What happens when you take a group of 5 worn-out, exhausted women and put them in a house together? At the ALS caregivers retreat in early June, what happened was hours of raucous laughter, affectionate connections, and flowing tears, knowing this was a safe place to shed them. But especially the laughter. And a group that started out as five strangers became close friends and supports for each other.
For Lura, the best part of the weekend was talking with others and hearing them respond. Her own husband lost his ability to speak over a year ago. Having real conversation had the same emotional gratification as eating something delicious. It struck at a deep and sensory level.
For Diane, the weekend was “eye-opening, ear-opening, and heart-opening.” She had been isolated and distraught, and the weekend gave her hours to connect, one on one with people who “were on the same page.”
And, because ALS staff joined us for dinner, Diane was able to get support services at home that she has desperately needed. In a conversation with her just the other day, she said that, “because the VNA (Visiting Nurse Association) is sending someone now, I actually have time to plant [my garden].”
These women created a community of support for themselves and each other that they continue with a private FaceBook page and a Marco Polo group. As they return to their roles as caregivers for their husbands who have a horrible disease, they have skills they use to maintain themselves and resources for helping each other.
Nancy’s House’s mission is to provide a retreat setting that breaks the isolation and exhaustion of family caregiving – allowing rest, education, and connection with other family caregivers and support networks in order to return with skills and knowledge for maintaining health and well-being. I would say, Mission accomplished.

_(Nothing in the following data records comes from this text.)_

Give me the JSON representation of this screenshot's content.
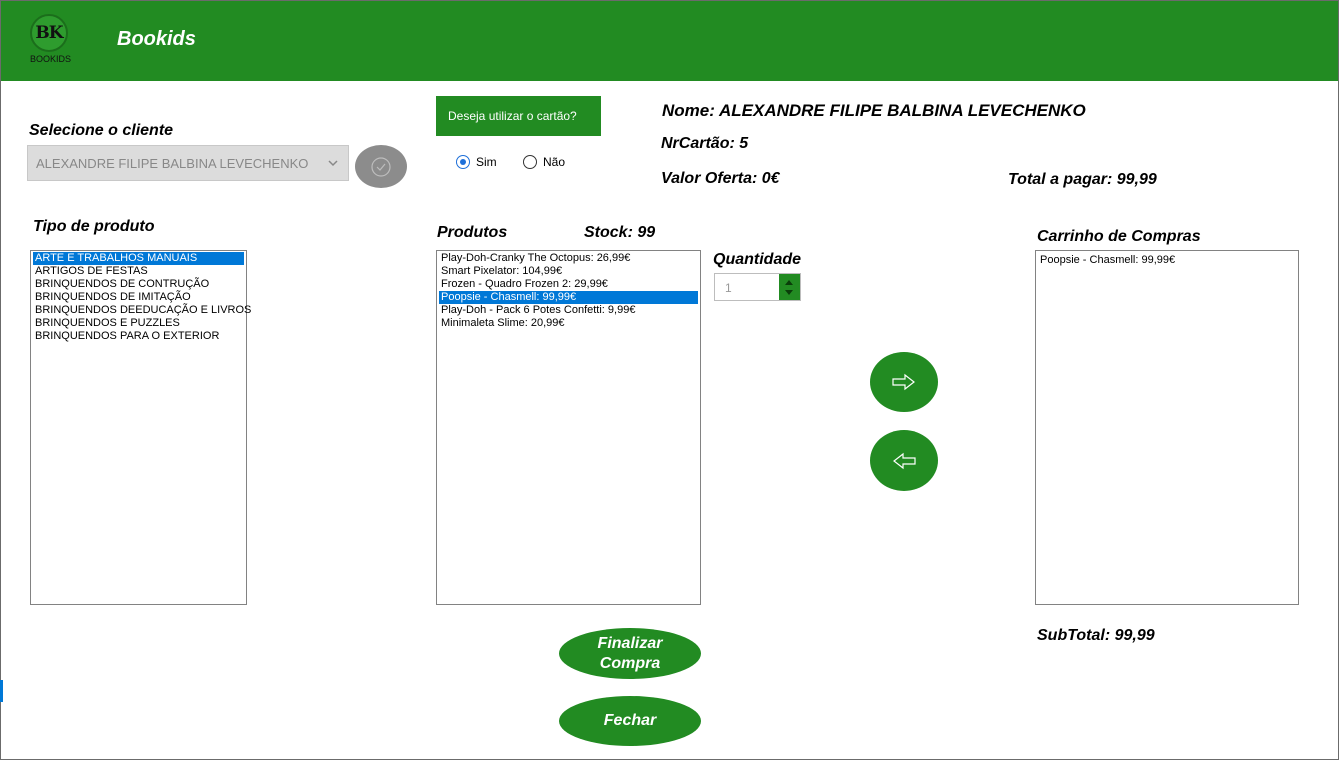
{
  "app": {
    "title": "Bookids",
    "logo_mark": "BK",
    "logo_sub": "BOOKIDS"
  },
  "client": {
    "label": "Selecione o cliente",
    "selected": "ALEXANDRE FILIPE BALBINA LEVECHENKO"
  },
  "card": {
    "question": "Deseja utilizar o cartão?",
    "option_yes": "Sim",
    "option_no": "Não",
    "selected": "Sim"
  },
  "info": {
    "name": "Nome: ALEXANDRE FILIPE BALBINA LEVECHENKO",
    "card_number": "NrCartão: 5",
    "offer_value": "Valor Oferta: 0€",
    "total": "Total a pagar: 99,99"
  },
  "product_types": {
    "label": "Tipo de produto",
    "items": [
      "ARTE E TRABALHOS MANUAIS",
      "ARTIGOS DE FESTAS",
      "BRINQUENDOS DE CONTRUÇÃO",
      "BRINQUENDOS DE IMITAÇÃO",
      "BRINQUENDOS DEEDUCAÇÃO E LIVROS",
      "BRINQUENDOS E PUZZLES",
      "BRINQUENDOS PARA O EXTERIOR"
    ],
    "selected_index": 0
  },
  "products": {
    "label": "Produtos",
    "stock": "Stock: 99",
    "items": [
      "Play-Doh-Cranky The Octopus: 26,99€",
      "Smart Pixelator: 104,99€",
      "Frozen - Quadro Frozen 2: 29,99€",
      "Poopsie - Chasmell: 99,99€",
      "Play-Doh - Pack 6 Potes Confetti: 9,99€",
      "Minimaleta Slime: 20,99€"
    ],
    "selected_index": 3
  },
  "quantity": {
    "label": "Quantidade",
    "value": "1"
  },
  "cart": {
    "label": "Carrinho de Compras",
    "items": [
      "Poopsie - Chasmell: 99,99€"
    ],
    "subtotal": "SubTotal:  99,99"
  },
  "actions": {
    "finalize_line1": "Finalizar",
    "finalize_line2": "Compra",
    "close": "Fechar",
    "add_icon": "arrow-right-icon",
    "remove_icon": "arrow-left-icon"
  },
  "colors": {
    "brand_green": "#228b22",
    "selection_blue": "#0078d7"
  }
}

Special thanks to the ALS Association for knowing their caregivers need support and for helping Nancy’s House to provide it, to the Powell Family Foundation that has recognized that same need and funds our efforts to serve the ALS caregiving community, and to Marianne Deery, innkeeper of the Twin Turrets Inn in Boyertown, and exemplary host. Our stay there was fantastic.